_Exercise requirements_: The answer is every line in the data below that contains the word "result".

_Recorded data_:
- - -

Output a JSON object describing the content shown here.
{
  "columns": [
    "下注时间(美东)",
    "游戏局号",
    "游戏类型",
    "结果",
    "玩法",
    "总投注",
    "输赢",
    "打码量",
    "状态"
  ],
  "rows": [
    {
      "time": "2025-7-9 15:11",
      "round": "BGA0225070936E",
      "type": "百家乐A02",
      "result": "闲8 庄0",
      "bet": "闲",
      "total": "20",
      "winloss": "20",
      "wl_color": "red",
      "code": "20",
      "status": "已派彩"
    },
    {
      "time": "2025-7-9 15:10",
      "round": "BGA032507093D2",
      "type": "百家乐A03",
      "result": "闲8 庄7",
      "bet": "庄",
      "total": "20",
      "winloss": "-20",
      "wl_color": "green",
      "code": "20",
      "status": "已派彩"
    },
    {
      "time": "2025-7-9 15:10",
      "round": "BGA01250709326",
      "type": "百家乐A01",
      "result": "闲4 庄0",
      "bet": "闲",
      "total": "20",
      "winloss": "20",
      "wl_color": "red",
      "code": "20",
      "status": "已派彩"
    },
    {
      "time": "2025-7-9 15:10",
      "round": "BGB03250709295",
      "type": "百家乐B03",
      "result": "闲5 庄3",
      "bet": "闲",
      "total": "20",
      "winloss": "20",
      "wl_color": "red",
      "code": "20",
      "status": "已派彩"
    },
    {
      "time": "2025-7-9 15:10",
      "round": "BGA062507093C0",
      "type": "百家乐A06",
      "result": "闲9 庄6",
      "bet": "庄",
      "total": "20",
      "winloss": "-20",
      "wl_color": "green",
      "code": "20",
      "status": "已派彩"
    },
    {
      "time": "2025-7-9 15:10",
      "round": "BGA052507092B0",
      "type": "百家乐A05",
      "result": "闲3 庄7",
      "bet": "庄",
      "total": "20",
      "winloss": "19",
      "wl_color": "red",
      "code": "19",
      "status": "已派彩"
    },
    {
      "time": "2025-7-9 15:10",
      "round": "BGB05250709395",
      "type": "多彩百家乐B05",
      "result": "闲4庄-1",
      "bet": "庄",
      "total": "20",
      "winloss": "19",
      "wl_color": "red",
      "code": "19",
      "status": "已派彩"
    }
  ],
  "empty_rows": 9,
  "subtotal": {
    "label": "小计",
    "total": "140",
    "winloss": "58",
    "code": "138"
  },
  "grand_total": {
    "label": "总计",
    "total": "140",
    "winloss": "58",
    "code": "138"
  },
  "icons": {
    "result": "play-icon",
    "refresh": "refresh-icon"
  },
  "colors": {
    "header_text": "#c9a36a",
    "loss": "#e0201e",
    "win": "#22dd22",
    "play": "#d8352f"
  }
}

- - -

_Answer area_:
      "result": "闲8 庄0",
      "result": "闲8 庄7",
      "result": "闲4 庄0",
      "result": "闲5 庄3",
      "result": "闲9 庄6",
      "result": "闲3 庄7",
      "result": "闲4庄-1",
    "result": "play-icon",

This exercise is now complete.